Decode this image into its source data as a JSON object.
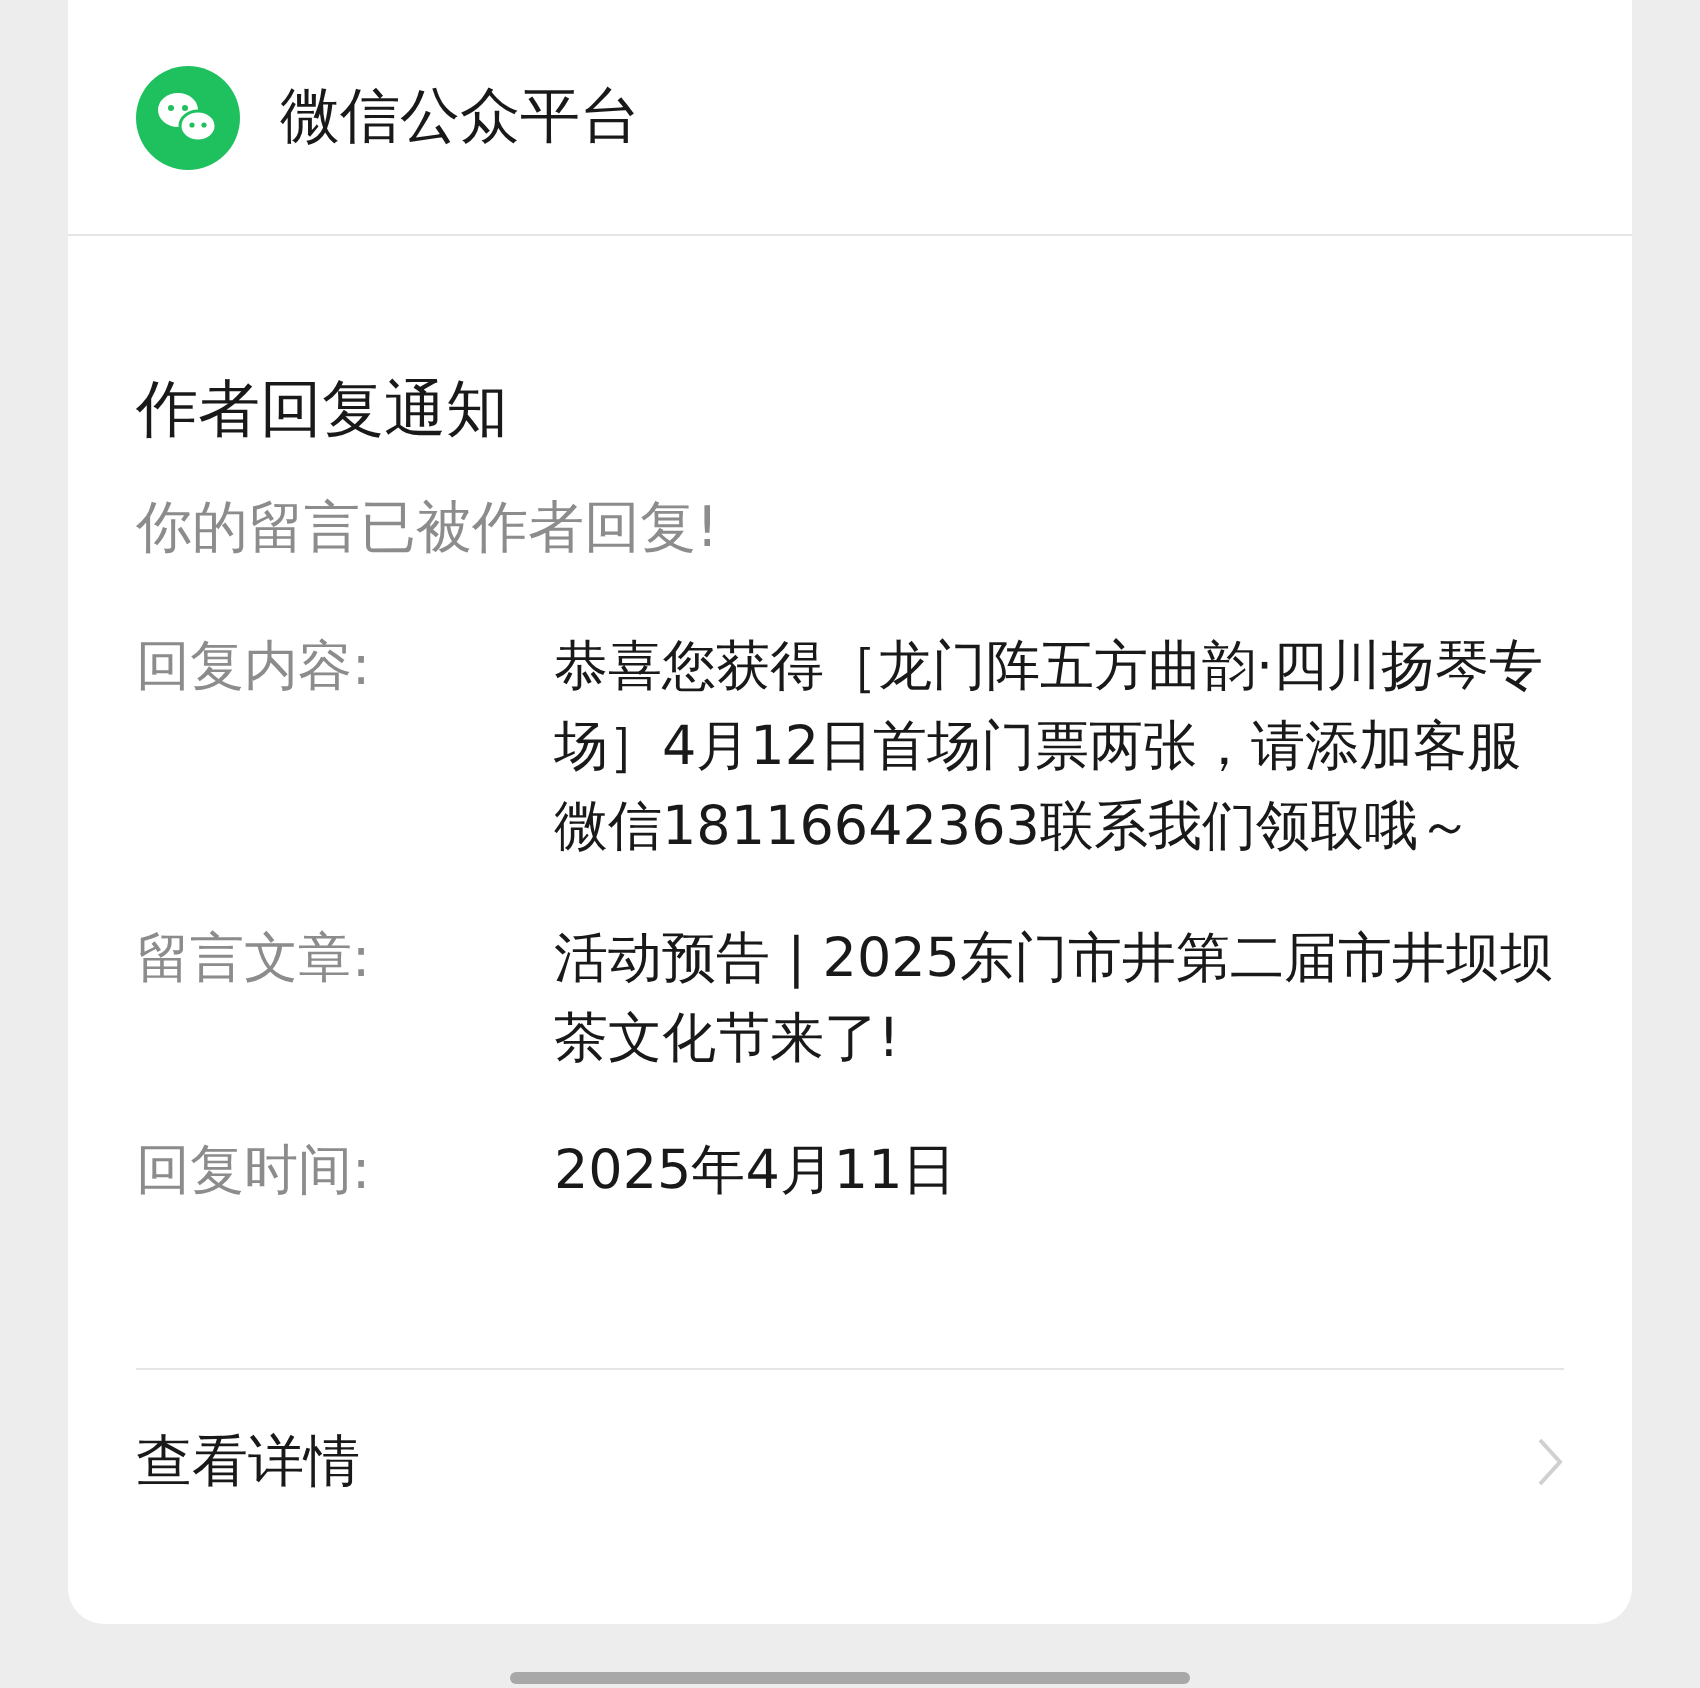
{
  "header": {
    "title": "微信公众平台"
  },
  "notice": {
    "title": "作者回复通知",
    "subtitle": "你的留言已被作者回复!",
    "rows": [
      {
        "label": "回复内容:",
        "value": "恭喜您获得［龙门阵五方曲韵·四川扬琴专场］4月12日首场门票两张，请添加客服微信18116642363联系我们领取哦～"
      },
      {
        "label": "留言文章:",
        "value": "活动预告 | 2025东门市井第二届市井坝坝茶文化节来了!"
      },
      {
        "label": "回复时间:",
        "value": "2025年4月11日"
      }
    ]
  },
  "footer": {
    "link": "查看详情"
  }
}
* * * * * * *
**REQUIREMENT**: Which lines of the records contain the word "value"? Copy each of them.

**OUTPUT OF THE TASK**:
        "value": "恭喜您获得［龙门阵五方曲韵·四川扬琴专场］4月12日首场门票两张，请添加客服微信18116642363联系我们领取哦～"
        "value": "活动预告 | 2025东门市井第二届市井坝坝茶文化节来了!"
        "value": "2025年4月11日"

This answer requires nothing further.